Freedom of religion is becoming harder to find worldwide. Photographer: Kiyoshi Ota/Bloomberg

The Pew Research Center Religion and Public Life Project's annual report on religious oppression around the world features some disturbing results. The study is divided into two categories: religious hostility and government restrictions on religion. The level of reported hostility is the highest in the report’s six-year history:

A third (33 percent) of the 198 countries and territories included in the study had high religious hostilities in 2012, up from 29 percent in 2011 and 20 percent as of mid-2007. Religious hostilities increased in every major region of the world except the Americas. The sharpest increase was in the Middle East and North Africa, which still is feeling the effects of the 2010-11 political uprisings known as the Arab Spring. There also was a significant increase in religious hostilities in the Asia-Pacific region, where China edged into the “high” category for the first time.

And here is what the study has to say about government restrictions:

About three-in-ten countries in the world (29 percent) had a high or very high level of government restrictions in 2012, compared with 28 percent in 2011 and 20 percent as of mid-2007. Europe had the biggest increase in the median level of government restrictions in 2012, followed closely by the Middle East-North Africa -- the only other region where the median level of government restrictions on religion rose.

These grim data may be only the tip of the iceberg, says Pew: “It is very likely that more restrictions exist than are reported.”

The study’s methodology is far from perfect. For example, Pew considers the preferential treatment of one religion over others an attribute of religious restriction, and it certainly can be. But we mustn’t draw broad international conclusions from the relatively narrow American understanding. There are countries that honor religious freedom quite broadly despite official preferences. Nobody imagines that Finland’s preferred treatment of the Finnish Orthodox Church oppresses anybody. Panama’s special privileges for the Catholic Church haven’t stopped an enormous religious flourishing.

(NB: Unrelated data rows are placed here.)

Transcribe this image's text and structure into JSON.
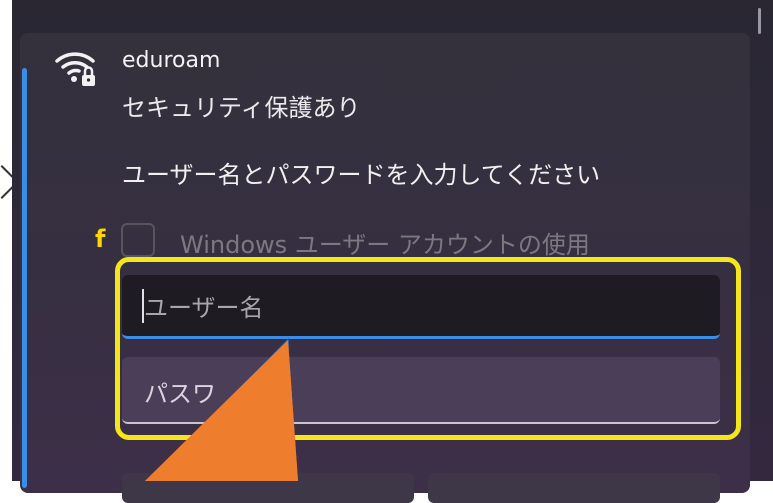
{
  "network": {
    "ssid": "eduroam",
    "security_status": "セキュリティ保護あり",
    "icon": "wifi-secured-icon"
  },
  "auth": {
    "prompt": "ユーザー名とパスワードを入力してください",
    "windows_account_checkbox": {
      "label": "Windows ユーザー アカウントの使用",
      "checked": false,
      "enabled": false
    },
    "username": {
      "placeholder": "ユーザー名",
      "value": ""
    },
    "password": {
      "placeholder": "パスワ",
      "value": ""
    }
  },
  "annotations": {
    "step_label": "f",
    "highlight_color": "#f5e61c",
    "arrow_color": "#ee7d2e"
  },
  "colors": {
    "accent": "#3a8ee6",
    "background": "#2d2838"
  }
}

Still, Pew’s conclusions are sobering -- especially on the issue of religious harassment and intimidation: “Two of the seven major religious groups monitored by the study -- Muslims and Jews -- experienced six-year highs in the number of countries in which they were harassed by national, provincial or local governments, or by individuals or groups in society. As in previous years, Christians and Muslims -- who together make up more than half of the global population -- were harassed in the largest number of countries (110 and 109, respectively).”

The International Religious Freedom Act, signed by President Bill Clinton in 1998, commits the U.S. to using its influence to battle religious persecution around the world -- including the channeling of foreign aid “to governments other than those found to be engaged in gross violations of the right to freedom of religion.” As noted by this 2009 report from Georgetown University's Berkley Center for Religion, Peace and World Affairs, however, the goals of the act have been shoved out of the mainstream of U.S. foreign policy, especially in the wake of the war on terrorism.

The mandated annual State Department report on religious freedom, the Georgetown critique points out, is largely ignored at home and attacked abroad as one more act of the U.S.'s cultural imperialism. This sidelining is especially troubling because “the scale of religious persecution and discrimination worldwide continues to be vast, resulting in a level of suffering that simply demands a response from any nation committed to human rights and social justice.”

That was in 2009. The new Pew report is a reminder that things are getting worse, not better.